- RECORDS FOR PROCESSING:
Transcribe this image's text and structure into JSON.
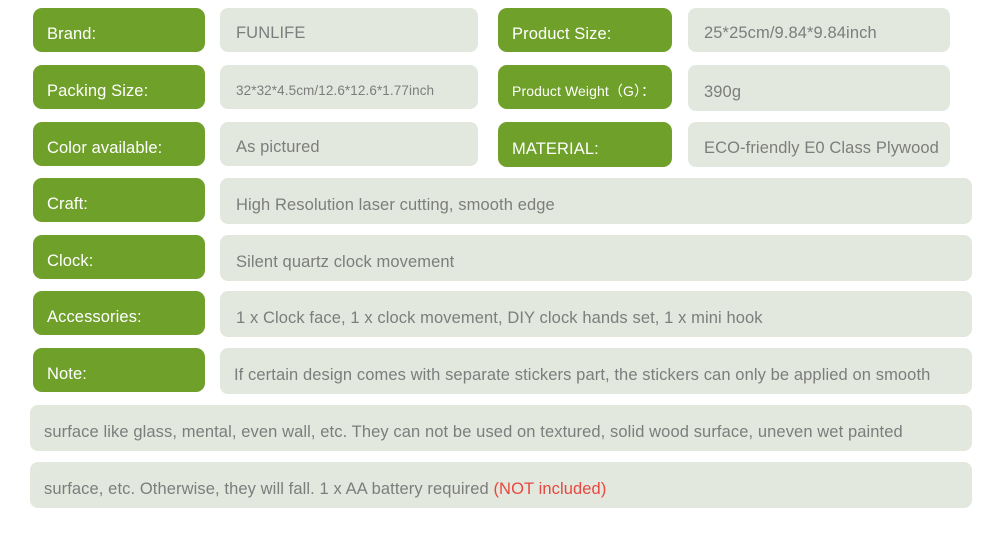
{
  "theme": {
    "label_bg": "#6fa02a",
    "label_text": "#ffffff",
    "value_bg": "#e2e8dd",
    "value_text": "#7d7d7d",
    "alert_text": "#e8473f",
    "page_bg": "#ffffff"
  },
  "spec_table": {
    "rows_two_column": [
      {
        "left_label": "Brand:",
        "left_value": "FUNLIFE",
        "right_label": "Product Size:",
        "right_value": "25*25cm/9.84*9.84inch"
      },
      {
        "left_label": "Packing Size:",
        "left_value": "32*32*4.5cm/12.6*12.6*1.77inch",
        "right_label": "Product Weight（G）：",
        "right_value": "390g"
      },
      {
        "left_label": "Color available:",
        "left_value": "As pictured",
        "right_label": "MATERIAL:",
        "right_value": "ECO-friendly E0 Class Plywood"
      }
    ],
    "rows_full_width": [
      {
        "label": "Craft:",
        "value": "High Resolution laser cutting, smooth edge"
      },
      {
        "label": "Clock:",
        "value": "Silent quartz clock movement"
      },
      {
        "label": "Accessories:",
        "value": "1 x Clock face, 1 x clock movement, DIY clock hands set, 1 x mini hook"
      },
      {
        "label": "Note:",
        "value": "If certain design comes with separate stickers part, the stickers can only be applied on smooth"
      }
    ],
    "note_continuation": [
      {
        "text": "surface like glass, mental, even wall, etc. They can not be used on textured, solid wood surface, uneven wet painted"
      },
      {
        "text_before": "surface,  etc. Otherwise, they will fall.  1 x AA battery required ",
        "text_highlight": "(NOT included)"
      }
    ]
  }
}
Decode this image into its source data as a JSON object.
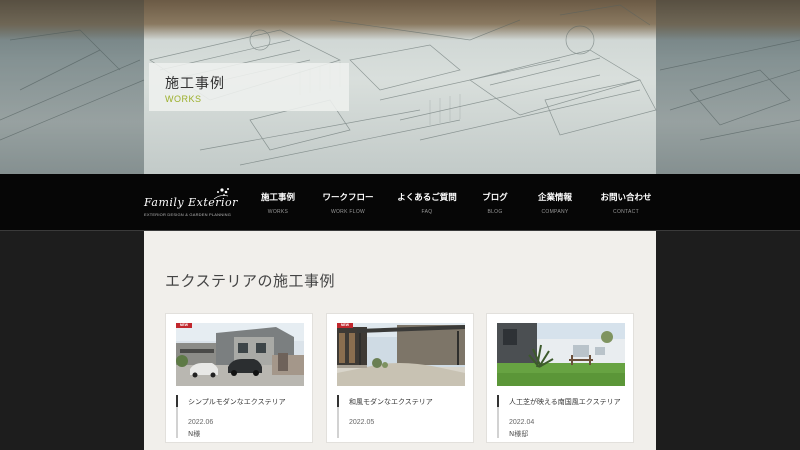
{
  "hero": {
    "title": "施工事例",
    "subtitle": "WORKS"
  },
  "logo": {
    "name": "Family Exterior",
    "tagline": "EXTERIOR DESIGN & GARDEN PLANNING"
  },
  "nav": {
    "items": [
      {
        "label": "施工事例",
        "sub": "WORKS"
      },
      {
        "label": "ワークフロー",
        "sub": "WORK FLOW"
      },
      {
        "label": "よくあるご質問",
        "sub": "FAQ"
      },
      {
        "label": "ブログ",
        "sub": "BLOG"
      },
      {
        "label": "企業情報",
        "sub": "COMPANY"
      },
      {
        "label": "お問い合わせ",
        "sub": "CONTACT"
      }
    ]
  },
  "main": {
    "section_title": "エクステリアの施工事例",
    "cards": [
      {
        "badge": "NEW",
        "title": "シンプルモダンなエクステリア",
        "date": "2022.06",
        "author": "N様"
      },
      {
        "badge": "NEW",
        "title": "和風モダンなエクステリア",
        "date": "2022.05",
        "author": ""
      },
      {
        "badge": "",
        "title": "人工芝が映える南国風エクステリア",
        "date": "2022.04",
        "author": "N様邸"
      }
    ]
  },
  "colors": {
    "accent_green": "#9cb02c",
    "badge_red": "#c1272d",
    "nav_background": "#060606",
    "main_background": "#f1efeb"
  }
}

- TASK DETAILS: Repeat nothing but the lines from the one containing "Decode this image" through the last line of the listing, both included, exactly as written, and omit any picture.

- RESULT:
Decode this image into its source data as a JSON object.
{
  "hero": {
    "title": "施工事例",
    "subtitle": "WORKS"
  },
  "logo": {
    "name": "Family Exterior",
    "tagline": "EXTERIOR DESIGN & GARDEN PLANNING"
  },
  "nav": {
    "items": [
      {
        "label": "施工事例",
        "sub": "WORKS"
      },
      {
        "label": "ワークフロー",
        "sub": "WORK FLOW"
      },
      {
        "label": "よくあるご質問",
        "sub": "FAQ"
      },
      {
        "label": "ブログ",
        "sub": "BLOG"
      },
      {
        "label": "企業情報",
        "sub": "COMPANY"
      },
      {
        "label": "お問い合わせ",
        "sub": "CONTACT"
      }
    ]
  },
  "main": {
    "section_title": "エクステリアの施工事例",
    "cards": [
      {
        "badge": "NEW",
        "title": "シンプルモダンなエクステリア",
        "date": "2022.06",
        "author": "N様"
      },
      {
        "badge": "NEW",
        "title": "和風モダンなエクステリア",
        "date": "2022.05",
        "author": ""
      },
      {
        "badge": "",
        "title": "人工芝が映える南国風エクステリア",
        "date": "2022.04",
        "author": "N様邸"
      }
    ]
  },
  "colors": {
    "accent_green": "#9cb02c",
    "badge_red": "#c1272d",
    "nav_background": "#060606",
    "main_background": "#f1efeb"
  }
}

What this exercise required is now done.